Dir/scr. Mia Hansen-Løve. France. 2009. 110 mins.
The travails of film producers – and their families – are paid tender homage in Father Of My Children, an insightful, mature and extremely accomplished second feature by French director Mia Hansen-Løve. Inspired by the life and tragic death of revered producer Humbert Balsan, Hansen-Løve’s superbly acted drama marks a confident consolidation of her 2007 debut All Is Forgiven.
The film not only has brains to spare, and considerable savvy about the cinema business, it’s also guaranteed not to leave a dry eye in the house. Festivals will pounce, as will buyers with an eye to upmarket but accessible French material.
The film stands out as a rare screen tribute to the craft of the producer, one traditionally viewed in France more than anywhere as a truly artistic vocation
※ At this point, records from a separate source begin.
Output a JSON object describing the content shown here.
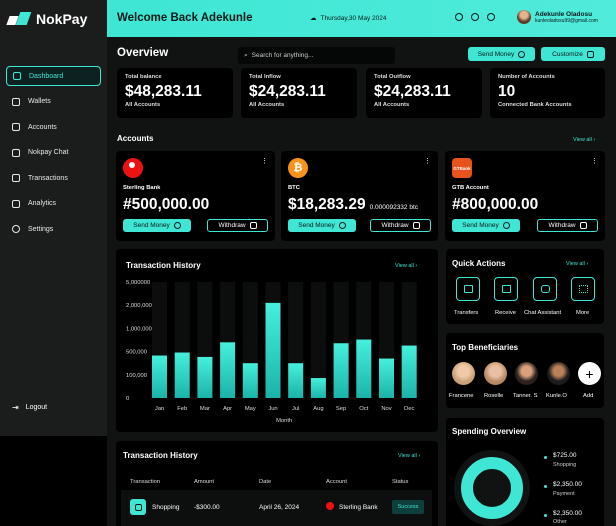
{
  "app": {
    "name": "NokPay"
  },
  "colors": {
    "accent": "#3ee6d3",
    "background": "#111312",
    "card": "#000000",
    "danger": "#e11111",
    "btc": "#f7931a",
    "gtb": "#e8521c"
  },
  "header": {
    "welcome": "Welcome Back Adekunle",
    "date": "Thursday,30 May 2024",
    "user_name": "Adekunle Oladosu",
    "user_email": "kunleoladosu99@gmail.com",
    "icons": [
      "moon-icon",
      "notification-icon",
      "mic-icon"
    ]
  },
  "sidebar": {
    "items": [
      {
        "label": "Dashboard",
        "icon": "home-icon",
        "active": true
      },
      {
        "label": "Wallets",
        "icon": "wallet-icon"
      },
      {
        "label": "Accounts",
        "icon": "users-icon"
      },
      {
        "label": "Nokpay Chat",
        "icon": "chat-icon"
      },
      {
        "label": "Transactions",
        "icon": "transactions-icon"
      },
      {
        "label": "Analytics",
        "icon": "analytics-icon"
      },
      {
        "label": "Settings",
        "icon": "gear-icon"
      }
    ],
    "logout": "Logout"
  },
  "overview": {
    "title": "Overview",
    "search_placeholder": "Search  for anything...",
    "send_money": "Send Money",
    "customize": "Customize"
  },
  "stats": [
    {
      "label": "Total balance",
      "value": "$48,283.11",
      "sub": "All Accounts"
    },
    {
      "label": "Total Inflow",
      "value": "$24,283.11",
      "sub": "All Accounts"
    },
    {
      "label": "Total Outflow",
      "value": "$24,283.11",
      "sub": "All Accounts"
    },
    {
      "label": "Number of Accounts",
      "value": "10",
      "sub": "Connected Bank Accounts"
    }
  ],
  "accounts": {
    "title": "Accounts",
    "view_all": "View all  ›",
    "cards": [
      {
        "bank": "Sterling Bank",
        "balance": "#500,000.00",
        "extra": "",
        "send": "Send Money",
        "withdraw": "Withdraw"
      },
      {
        "bank": "BTC",
        "balance": "$18,283.29",
        "extra": "0.000092332 btc",
        "send": "Send Money",
        "withdraw": "Withdraw"
      },
      {
        "bank": "GTB Account",
        "balance": "#800,000.00",
        "extra": "",
        "send": "Send Money",
        "withdraw": "Withdraw",
        "logo_text": "GTBank"
      }
    ]
  },
  "chart_panel": {
    "title": "Transaction History",
    "view_all": "View all  ›"
  },
  "chart_data": {
    "type": "bar",
    "categories": [
      "Jan",
      "Feb",
      "Mar",
      "Apr",
      "May",
      "Jun",
      "Jul",
      "Aug",
      "Sep",
      "Oct",
      "Nov",
      "Dec"
    ],
    "y_tick_labels": [
      "5,000000",
      "2,000,000",
      "1,000,000",
      "500,000",
      "100,000",
      "0"
    ],
    "values": [
      1.83,
      1.96,
      1.77,
      2.4,
      1.5,
      4.1,
      1.5,
      0.86,
      2.36,
      2.52,
      1.7,
      2.26
    ],
    "xlabel": "Month",
    "ylabel": "",
    "scale_note": "values in tick-index units (0 = 0, 1 = 100,000, 2 = 500,000, 3 = 1,000,000, 4 = 2,000,000, 5 = 5,000000)"
  },
  "tx_panel": {
    "title": "Transaction History",
    "view_all": "View all  ›",
    "headers": [
      "Transaction",
      "Amount",
      "Date",
      "Account",
      "Status"
    ],
    "row": {
      "name": "Shopping",
      "amount": "-$300.00",
      "date": "April 26, 2024",
      "account": "Sterling Bank",
      "status": "Success"
    }
  },
  "quick_actions": {
    "title": "Quick Actions",
    "view_all": "View all  ›",
    "items": [
      {
        "label": "Transfers",
        "icon": "transfer-icon"
      },
      {
        "label": "Receive",
        "icon": "receive-icon"
      },
      {
        "label": "Chat Assistant",
        "icon": "chat-assistant-icon"
      },
      {
        "label": "More",
        "icon": "grid-icon"
      }
    ]
  },
  "beneficiaries": {
    "title": "Top Beneficiaries",
    "items": [
      {
        "name": "Francene"
      },
      {
        "name": "Roselle"
      },
      {
        "name": "Tanner. S"
      },
      {
        "name": "Kunle.O"
      }
    ],
    "add": "Add"
  },
  "spending": {
    "title": "Spending Overview",
    "legend": [
      {
        "value": "$725.00",
        "label": "Shopping"
      },
      {
        "value": "$2,350.00",
        "label": "Payment"
      },
      {
        "value": "$2,350.00",
        "label": "Other"
      }
    ]
  }
}
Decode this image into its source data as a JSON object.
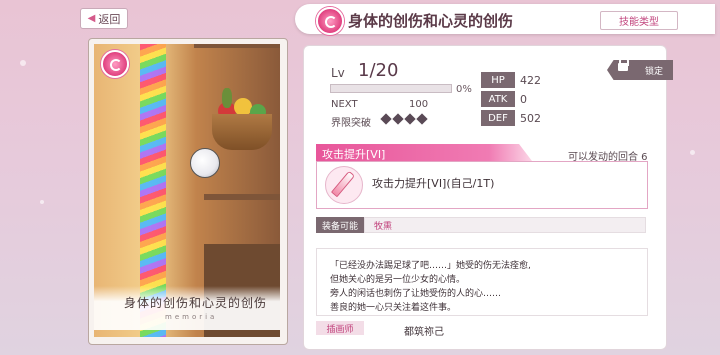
{
  "nav": {
    "back_label": "返回",
    "title": "身体的创伤和心灵的创伤",
    "skill_type_label": "技能类型"
  },
  "card": {
    "title": "身体的创伤和心灵的创伤",
    "subtitle": "memoria"
  },
  "level": {
    "lv_label": "Lv",
    "value": "1/20",
    "exp_percent_text": "0%",
    "exp_fraction": 0.0,
    "next_label": "NEXT",
    "next_value": "100",
    "limit_break_label": "界限突破",
    "limit_break_filled": 0,
    "limit_break_total": 4
  },
  "stats": [
    {
      "label": "HP",
      "value": "422"
    },
    {
      "label": "ATK",
      "value": "0"
    },
    {
      "label": "DEF",
      "value": "502"
    }
  ],
  "lock_label": "锁定",
  "skill": {
    "name": "攻击提升[VI]",
    "turn_label": "可以发动的回合 6",
    "description": "攻击力提升[VI](自己/1T)",
    "icon": "sword-icon"
  },
  "equip": {
    "label": "装备可能",
    "value": "牧熏"
  },
  "flavor_text": [
    "「已经没办法踢足球了吧……」她受的伤无法痊愈,",
    "但她关心的是另一位少女的心情。",
    "旁人的闲话也刺伤了让她受伤的人的心……",
    "善良的她一心只关注着这件事。"
  ],
  "illustrator": {
    "label": "插画师",
    "name": "都筑祢己"
  },
  "colors": {
    "accent": "#e8569a",
    "tag_bg": "#7a6870"
  }
}
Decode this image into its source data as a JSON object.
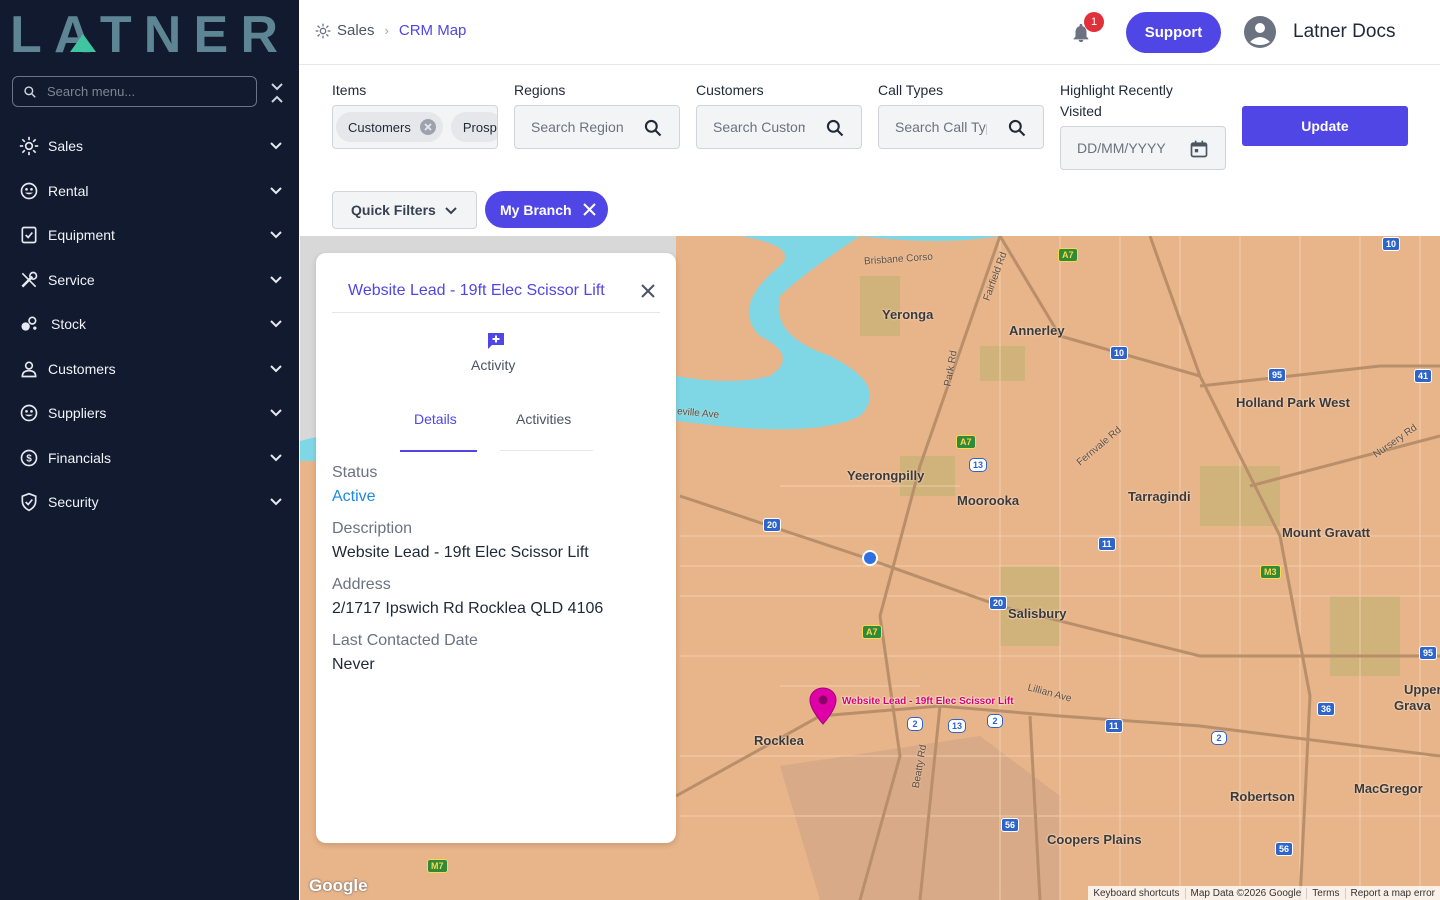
{
  "sidebar": {
    "logo_text": "LATNER",
    "search_placeholder": "Search menu...",
    "items": [
      {
        "label": "Sales",
        "icon": "sales-icon"
      },
      {
        "label": "Rental",
        "icon": "rental-icon"
      },
      {
        "label": "Equipment",
        "icon": "equipment-icon"
      },
      {
        "label": "Service",
        "icon": "service-icon"
      },
      {
        "label": "Stock",
        "icon": "stock-icon"
      },
      {
        "label": "Customers",
        "icon": "customers-icon"
      },
      {
        "label": "Suppliers",
        "icon": "suppliers-icon"
      },
      {
        "label": "Financials",
        "icon": "financials-icon"
      },
      {
        "label": "Security",
        "icon": "security-icon"
      }
    ]
  },
  "header": {
    "breadcrumb": [
      "Sales",
      "CRM Map"
    ],
    "notification_count": "1",
    "support_label": "Support",
    "user_name": "Latner Docs"
  },
  "filters": {
    "items": {
      "label": "Items",
      "chips": [
        "Customers",
        "Prosp"
      ]
    },
    "regions": {
      "label": "Regions",
      "placeholder": "Search Regions"
    },
    "customers": {
      "label": "Customers",
      "placeholder": "Search Customers"
    },
    "call_types": {
      "label": "Call Types",
      "placeholder": "Search Call Types"
    },
    "recent": {
      "label": "Highlight Recently Visited",
      "placeholder": "DD/MM/YYYY"
    },
    "update_label": "Update",
    "quick_filters_label": "Quick Filters",
    "branch_chip": "My Branch"
  },
  "map": {
    "places": [
      "Yeronga",
      "Annerley",
      "Holland Park West",
      "Yeerongpilly",
      "Moorooka",
      "Tarragindi",
      "Mount Gravatt",
      "Salisbury",
      "Rocklea",
      "Robertson",
      "MacGregor",
      "Coopers Plains",
      "Upper M",
      "Grava"
    ],
    "streets": [
      "Brisbane Corso",
      "Fairfield Rd",
      "Park Rd",
      "Fernvale Rd",
      "Nursery Rd",
      "Lillian Ave",
      "Beatty Rd",
      "eville Ave"
    ],
    "shields": [
      "A7",
      "10",
      "10",
      "95",
      "41",
      "A7",
      "13",
      "20",
      "11",
      "M3",
      "20",
      "A7",
      "2",
      "13",
      "2",
      "11",
      "2",
      "36",
      "95",
      "56",
      "56",
      "M7"
    ],
    "pin_label": "Website Lead - 19ft Elec Scissor Lift",
    "google": "Google",
    "attribution": [
      "Keyboard shortcuts",
      "Map Data ©2026 Google",
      "Terms",
      "Report a map error"
    ]
  },
  "panel": {
    "title": "Website Lead - 19ft Elec Scissor Lift",
    "activity_label": "Activity",
    "tabs": [
      "Details",
      "Activities"
    ],
    "fields": [
      {
        "label": "Status",
        "value": "Active"
      },
      {
        "label": "Description",
        "value": "Website Lead - 19ft Elec Scissor Lift"
      },
      {
        "label": "Address",
        "value": "2/1717 Ipswich Rd Rocklea QLD 4106"
      },
      {
        "label": "Last Contacted Date",
        "value": "Never"
      }
    ]
  },
  "colors": {
    "accent": "#4f46e5",
    "sidebar_bg": "#111a2e",
    "status_active": "#1e88e5",
    "pin": "#e000a8"
  }
}
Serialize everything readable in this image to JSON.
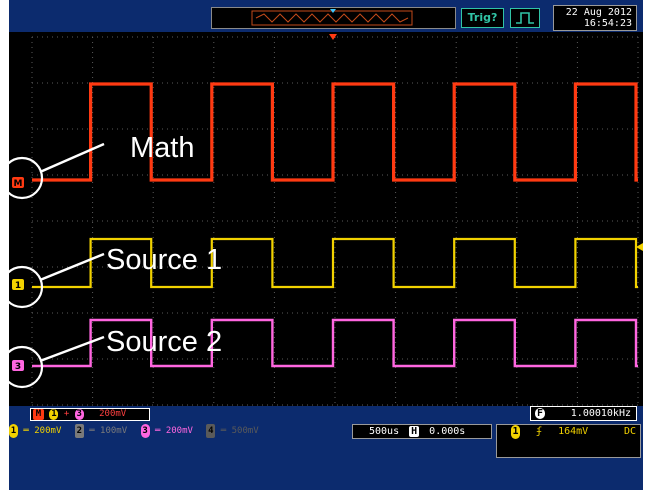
{
  "header": {
    "trigger_label": "Trig?",
    "date": "22 Aug 2012",
    "time": "16:54:23"
  },
  "annotations": {
    "math": "Math",
    "source1": "Source 1",
    "source2": "Source 2"
  },
  "channels": {
    "math": {
      "marker": "M",
      "color": "#ff3a12"
    },
    "ch1": {
      "marker": "1",
      "color": "#f2d200"
    },
    "ch2": {
      "marker": "2",
      "color": "#7a7a7a"
    },
    "ch3": {
      "marker": "3",
      "color": "#ff66e0"
    },
    "ch4": {
      "marker": "4",
      "color": "#5a5a5a"
    }
  },
  "status": {
    "math_expression": "M 1 + 3 200mV",
    "frequency_marker": "F",
    "frequency": "1.00010kHz",
    "ch1_scale": "200mV",
    "ch2_scale": "100mV",
    "ch3_scale": "200mV",
    "ch4_scale": "500mV",
    "timebase": "500us",
    "timebase_icon": "H",
    "delay": "0.000s",
    "trigger_level": "164mV",
    "coupling": "DC"
  },
  "waveforms": {
    "period_us": 1000,
    "duty_percent": 50,
    "cycles_shown": 5
  }
}
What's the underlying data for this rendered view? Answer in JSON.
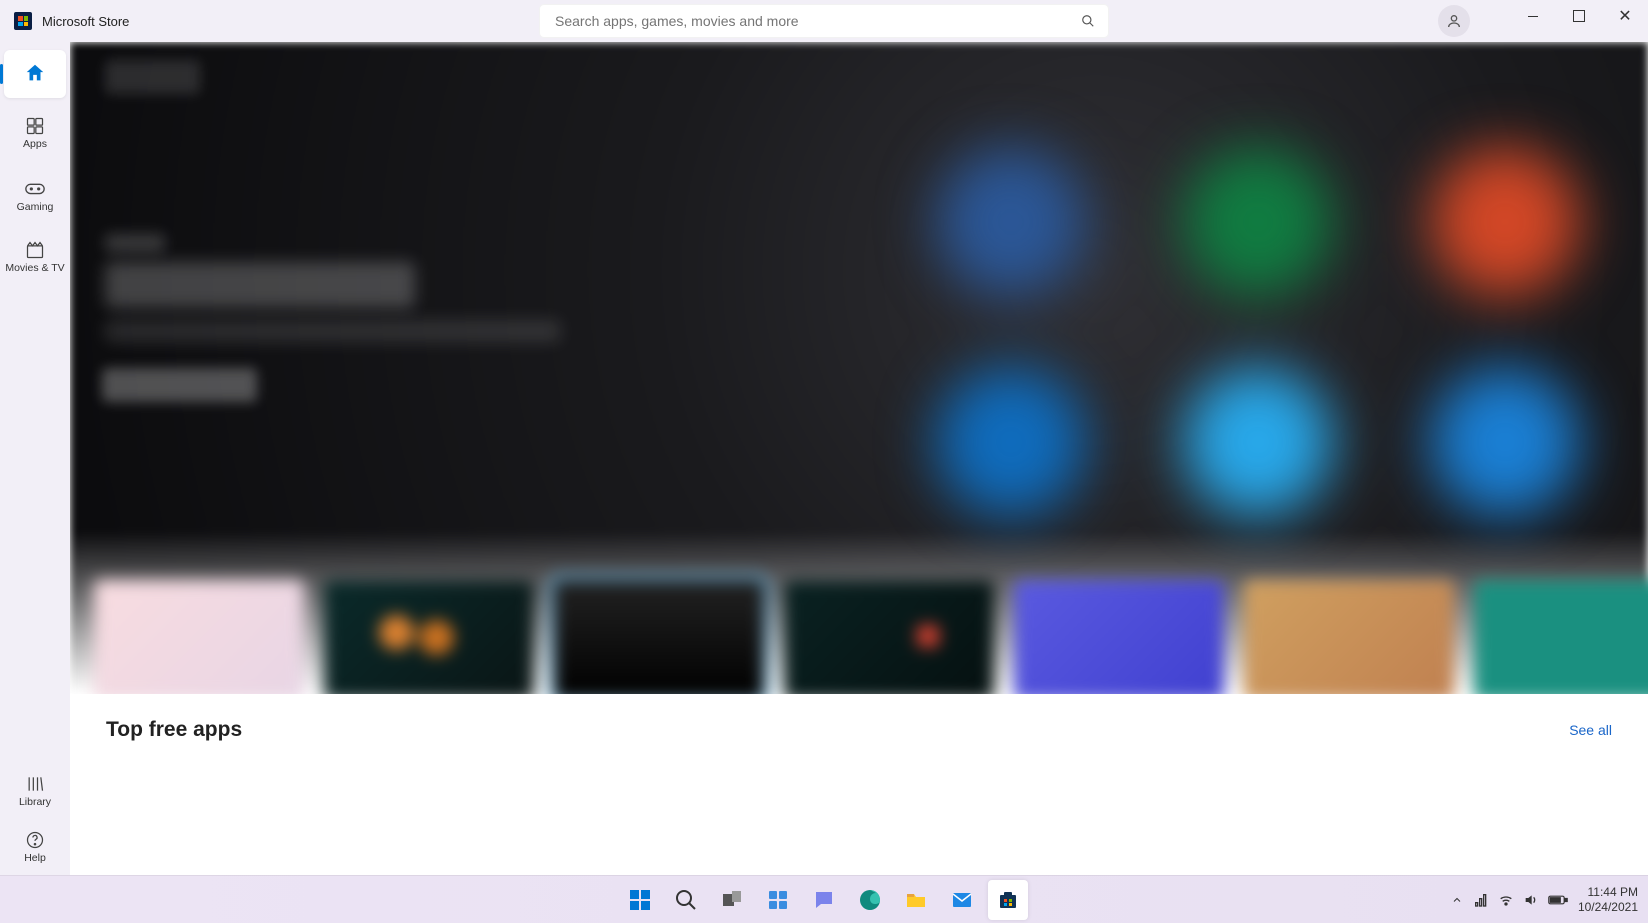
{
  "titlebar": {
    "app_name": "Microsoft Store",
    "search_placeholder": "Search apps, games, movies and more"
  },
  "sidebar": {
    "items": [
      {
        "label": "Home"
      },
      {
        "label": "Apps"
      },
      {
        "label": "Gaming"
      },
      {
        "label": "Movies & TV"
      }
    ],
    "footer": [
      {
        "label": "Library"
      },
      {
        "label": "Help"
      }
    ]
  },
  "sections": {
    "top_free_apps": {
      "title": "Top free apps",
      "see_all": "See all"
    }
  },
  "taskbar": {
    "time": "11:44 PM",
    "date": "10/24/2021"
  }
}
The central character is unmistakably modelled on Balsan, who took his own life in 2005 after a career working with such illustrious directors as Youssef Chahine, Elia Suleiman and Lars von Trier. In the film’s opening stretch, which plays almost as a breezy movie-biz comedy, Grégoire is shown on his daily round: chain-smoking, talking endlessly on his mobile and trouble-shooting various projects for his beleaguered company Moon Films, including a collaboration with a high-maintenance Swedish auteur. In the face of looming disaster, Grégoire gets by on charm, energy and unwavering faith in the tradition of the obscure art-house masterpiece.
What home life Grégoire has time for is shared with loving wife Sylvia (Caselli) and three strong-natured daughters (Alice de Lencquesaing and the younger Gautier and Driss). They don’t see enough of Grégoire, however, and on an Italian holiday, the tensions begin to show.
It soon becomes clear that Grégoire’s reserves, financial and emotional, have reached cracking point, and at the film’s exact midway point, Grégoire makes a drastic exit – abrupt and shocking, but handled by Hansen-Løve with striking grace and economy.
At this point, Sylvia and her daughters step into centre stage, as they cope with their tragedy and its repercussions. While Sylvia tries to clean up the financial mess that Grégoire has left behind, oldest daughter Clémence undertakes her own research into her father’s life. In this second hour, the film zigzags effortlessly between business negotiations and the more delicate emotional drama.
Hansen-Løve’s previous feature showed her as an insightful chronicler of family complexities, and in her follow-up she pursues her interests with an enriched novelistic depth. This is a prime example of a film that makes you believe its characters are drawn from life, and Hansen-Løve is aided by a trio of young actresses who, as the daughters, bring a fabulous vivacity and emotional openness to their roles.
De Lencquesaing’s Grégoire is surely one of the most convincing producers ever depicted on screen, the character’s off-hand exuberance and surface sang-froid only gradually revealing their stress points. Caselli has a much quieter, more brooding role, but gives it an intense, tenderness. In a daring casting choice, de Lencquesaing’s own daughter Alice makes a striking debut as the bereaved teenager beginning to discover her own identity. Gautier and Driss, meanwhile, make a winning, never overly cute double act.
As befits Hansen-Løve’s past career as a critic, the cinema background offers as informed and convincing an insight into the grandeur and misery of the profession as Truffaut’s Day For Night and Olivier Assayas’s Irma Vep. The film also stands out as a rare screen tributes to the craft of the producer, one traditionally viewed in France more than anywhere as a truly artistic vocation.
Les Films Pelléas
27 Films Production
Les Films du Losange
(33) 6 89 8 596 95
Louis-Do de Lencquesaing
Alice de Lencquesaing